With profits reinvested back into the business, Mr Cueto-Felgueroso says his main motivation is to provide "decent work" for inmates, offering them a way out other than crime.
The 48-year-old says: "The problem in Mexico is that guilty and innocent people are mixed for a long time in prison, criminal proceedings are very long.
"[There are] no opportunities and decent work, and for many, joining the ranks of crime is the only way out."
Prison Art isn't the only venture offering Mexican prisoners an opportunity for rehabilitation. At the Santa Marta Acatitla men's prison in the eastern part of Mexico City, an amateur dramatics group has been turned into the first professional theatre company inside a Mexican prison.
The venture originated through four amateur workshops offered by independent theatre group Shakespeare Forum, founded by Mexican actors Bruno Bichir and Itari Marta.
The men's prison troupe has gone onto perform three professional productions since 2010. These are open to the general public, who, as part of their 200 pesos ticket price, are bussed into the prison from downtown Mexico to watch the performance.
The money generated from the theatre shows has enabled actors, set designers and stagehands to receive a salary, and in all has generated employment for 35 people, both inside and outside prison.
But the social enterprise project is much more than a source of employment, it is "a lifetime chance" for inmates to escape the "black hole" of prison, says Ms Marta, 39.
She and Mr Bichir started working with the prisoners after some inmates go in touch to invite them.
Israel Rodriguez, who was released from Santa Marta Acatitla prison five years ago, says the theatre company helped him transform his life.
After serving an 18-year sentence, he had nothing, and little chance of employment, but the Shakespeare Forum offered him a job as a security guard, whilst he trained as a professional actor.
The chance has enabled him to break away from the stigma of being an ex-prisoner, and since then he has moved on to work on productions with other theatre companies, and he now helps to lead the prison theatre company.
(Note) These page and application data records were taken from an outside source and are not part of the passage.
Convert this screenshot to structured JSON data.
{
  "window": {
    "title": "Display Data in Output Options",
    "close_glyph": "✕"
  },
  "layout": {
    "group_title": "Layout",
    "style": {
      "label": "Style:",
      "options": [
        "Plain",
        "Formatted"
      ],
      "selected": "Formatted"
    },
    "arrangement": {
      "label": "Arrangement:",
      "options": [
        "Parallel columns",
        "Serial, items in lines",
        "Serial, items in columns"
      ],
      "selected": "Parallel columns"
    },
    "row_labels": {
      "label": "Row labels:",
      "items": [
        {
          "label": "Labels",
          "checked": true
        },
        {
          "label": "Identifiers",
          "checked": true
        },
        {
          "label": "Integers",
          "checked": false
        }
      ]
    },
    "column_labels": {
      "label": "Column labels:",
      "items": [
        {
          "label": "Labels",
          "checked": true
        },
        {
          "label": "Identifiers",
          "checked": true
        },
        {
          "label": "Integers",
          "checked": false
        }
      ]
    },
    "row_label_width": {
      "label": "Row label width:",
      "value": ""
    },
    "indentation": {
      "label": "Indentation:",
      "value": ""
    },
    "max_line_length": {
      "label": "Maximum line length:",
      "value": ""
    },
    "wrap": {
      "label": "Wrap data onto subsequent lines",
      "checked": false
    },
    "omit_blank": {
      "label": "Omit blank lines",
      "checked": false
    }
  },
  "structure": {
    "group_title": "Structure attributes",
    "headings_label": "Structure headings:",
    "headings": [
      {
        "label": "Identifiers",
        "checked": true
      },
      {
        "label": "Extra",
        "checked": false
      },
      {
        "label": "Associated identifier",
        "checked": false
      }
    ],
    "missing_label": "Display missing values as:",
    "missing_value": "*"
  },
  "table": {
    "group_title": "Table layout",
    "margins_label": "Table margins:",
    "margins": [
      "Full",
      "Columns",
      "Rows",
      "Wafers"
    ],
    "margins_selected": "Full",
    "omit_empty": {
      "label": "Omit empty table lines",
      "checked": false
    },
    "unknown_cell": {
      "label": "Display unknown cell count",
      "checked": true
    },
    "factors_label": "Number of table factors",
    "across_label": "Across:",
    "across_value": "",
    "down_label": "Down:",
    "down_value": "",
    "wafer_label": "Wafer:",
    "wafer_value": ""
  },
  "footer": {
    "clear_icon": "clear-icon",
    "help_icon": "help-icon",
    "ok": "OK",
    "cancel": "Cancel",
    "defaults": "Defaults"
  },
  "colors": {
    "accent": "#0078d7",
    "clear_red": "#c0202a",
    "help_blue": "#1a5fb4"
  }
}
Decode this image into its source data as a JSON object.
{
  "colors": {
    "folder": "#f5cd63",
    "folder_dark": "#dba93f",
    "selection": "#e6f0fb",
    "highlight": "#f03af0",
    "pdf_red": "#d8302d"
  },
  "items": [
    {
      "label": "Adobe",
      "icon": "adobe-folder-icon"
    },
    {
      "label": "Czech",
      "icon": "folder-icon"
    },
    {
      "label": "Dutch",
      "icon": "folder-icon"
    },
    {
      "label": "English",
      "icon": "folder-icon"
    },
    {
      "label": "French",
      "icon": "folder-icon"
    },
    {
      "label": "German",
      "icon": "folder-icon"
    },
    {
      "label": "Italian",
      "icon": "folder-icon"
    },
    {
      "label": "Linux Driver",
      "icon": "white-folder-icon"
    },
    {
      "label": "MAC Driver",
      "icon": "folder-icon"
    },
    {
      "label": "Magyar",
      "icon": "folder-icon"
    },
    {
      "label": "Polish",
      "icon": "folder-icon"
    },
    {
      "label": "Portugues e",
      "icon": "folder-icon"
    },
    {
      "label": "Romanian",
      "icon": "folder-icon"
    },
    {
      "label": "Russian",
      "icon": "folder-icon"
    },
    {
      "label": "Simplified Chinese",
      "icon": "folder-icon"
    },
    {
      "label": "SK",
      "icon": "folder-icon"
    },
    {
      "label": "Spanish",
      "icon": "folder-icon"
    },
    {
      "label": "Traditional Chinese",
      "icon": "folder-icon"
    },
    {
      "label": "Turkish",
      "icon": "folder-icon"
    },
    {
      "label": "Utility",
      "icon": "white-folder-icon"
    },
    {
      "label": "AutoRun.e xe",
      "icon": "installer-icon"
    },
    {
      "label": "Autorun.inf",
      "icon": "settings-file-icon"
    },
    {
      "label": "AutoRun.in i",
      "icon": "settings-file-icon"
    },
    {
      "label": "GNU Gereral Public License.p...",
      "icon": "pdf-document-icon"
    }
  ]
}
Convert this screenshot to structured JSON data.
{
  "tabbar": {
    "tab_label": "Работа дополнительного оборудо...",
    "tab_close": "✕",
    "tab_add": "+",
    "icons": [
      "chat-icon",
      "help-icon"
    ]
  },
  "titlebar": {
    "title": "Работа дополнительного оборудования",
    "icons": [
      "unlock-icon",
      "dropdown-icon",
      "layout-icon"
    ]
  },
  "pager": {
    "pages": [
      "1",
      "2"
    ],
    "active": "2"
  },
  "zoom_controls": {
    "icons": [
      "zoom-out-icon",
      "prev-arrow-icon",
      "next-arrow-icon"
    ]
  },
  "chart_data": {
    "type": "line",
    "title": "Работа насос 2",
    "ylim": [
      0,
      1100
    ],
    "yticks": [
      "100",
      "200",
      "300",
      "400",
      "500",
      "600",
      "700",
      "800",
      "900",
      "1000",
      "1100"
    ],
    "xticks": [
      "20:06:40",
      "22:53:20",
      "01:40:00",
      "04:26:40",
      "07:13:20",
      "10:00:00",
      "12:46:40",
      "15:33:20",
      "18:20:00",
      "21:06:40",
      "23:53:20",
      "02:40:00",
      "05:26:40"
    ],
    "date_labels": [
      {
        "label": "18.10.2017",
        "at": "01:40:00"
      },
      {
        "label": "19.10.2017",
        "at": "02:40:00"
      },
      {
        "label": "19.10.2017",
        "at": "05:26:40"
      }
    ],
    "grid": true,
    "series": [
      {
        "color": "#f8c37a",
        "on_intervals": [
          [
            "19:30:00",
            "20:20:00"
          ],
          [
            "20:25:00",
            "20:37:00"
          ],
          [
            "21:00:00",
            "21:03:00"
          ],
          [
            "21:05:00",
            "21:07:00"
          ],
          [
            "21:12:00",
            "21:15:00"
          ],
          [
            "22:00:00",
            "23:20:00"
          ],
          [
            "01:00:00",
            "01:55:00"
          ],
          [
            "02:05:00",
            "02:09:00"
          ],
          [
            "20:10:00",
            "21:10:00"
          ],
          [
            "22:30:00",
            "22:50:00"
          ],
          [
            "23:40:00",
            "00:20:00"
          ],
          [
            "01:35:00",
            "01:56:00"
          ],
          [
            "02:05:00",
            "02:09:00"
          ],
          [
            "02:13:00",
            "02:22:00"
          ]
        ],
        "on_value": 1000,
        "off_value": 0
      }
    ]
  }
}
Hands Weaving Dreams, a brand of bags, decorative items and furniture, was started with a similar aim to offer prisoners, in its case female ones, hope.
Sisters Claudia Martinez-Erazo, 47, and Diana Martinez-Erazo, 42, started the firm seven years ago, with just 1,500 pesos, after Claudia lost her job.
They started to employ female prisoners upon the recommendation of their aunt, who volunteered at a prison.
Female prisoners across Mexico now make Hand Weaving Dreams products, which are sold in major Mexican department stores, and also exported to both the US and Europe.
Diana, who studied architecture, is in charge of the design of the products, while Claudia manages the business side of things at the for-profit venture.
Claudia says they pay the prisoners fairly for their work, enabling the women, who often have no other means of financial aid, to send out money to help care for their families and children.
Diana adds: "One of the biggest challenges was to try to help them without weighing stereotypes. Not to see them either as victims or as criminals but as artists, as creative workers.
"It is not my role to judge them or save them. We need to work with them to give them a dignified choice to move forward."
Taller Nu - a clothing and shoe brand started in 2012 by fashion design students Pilar Obeso and Olga Olivares - also use prisoners to help make some of its products.
The co-founders decided to do this after holding a workshop in a prison, and because they say they wanted the firm to have a positive social impact in their local community.
The for-profit business sells its creations in fashion stores in Mexico City, New York and Tokyo, as well as online.
As the business grows, Ms Obeso, 26, says they will continue to use prison inmates.
"Our model seeks to generate jobs, training and productive skills for prisoners, helping them to better integrate into society when they are released."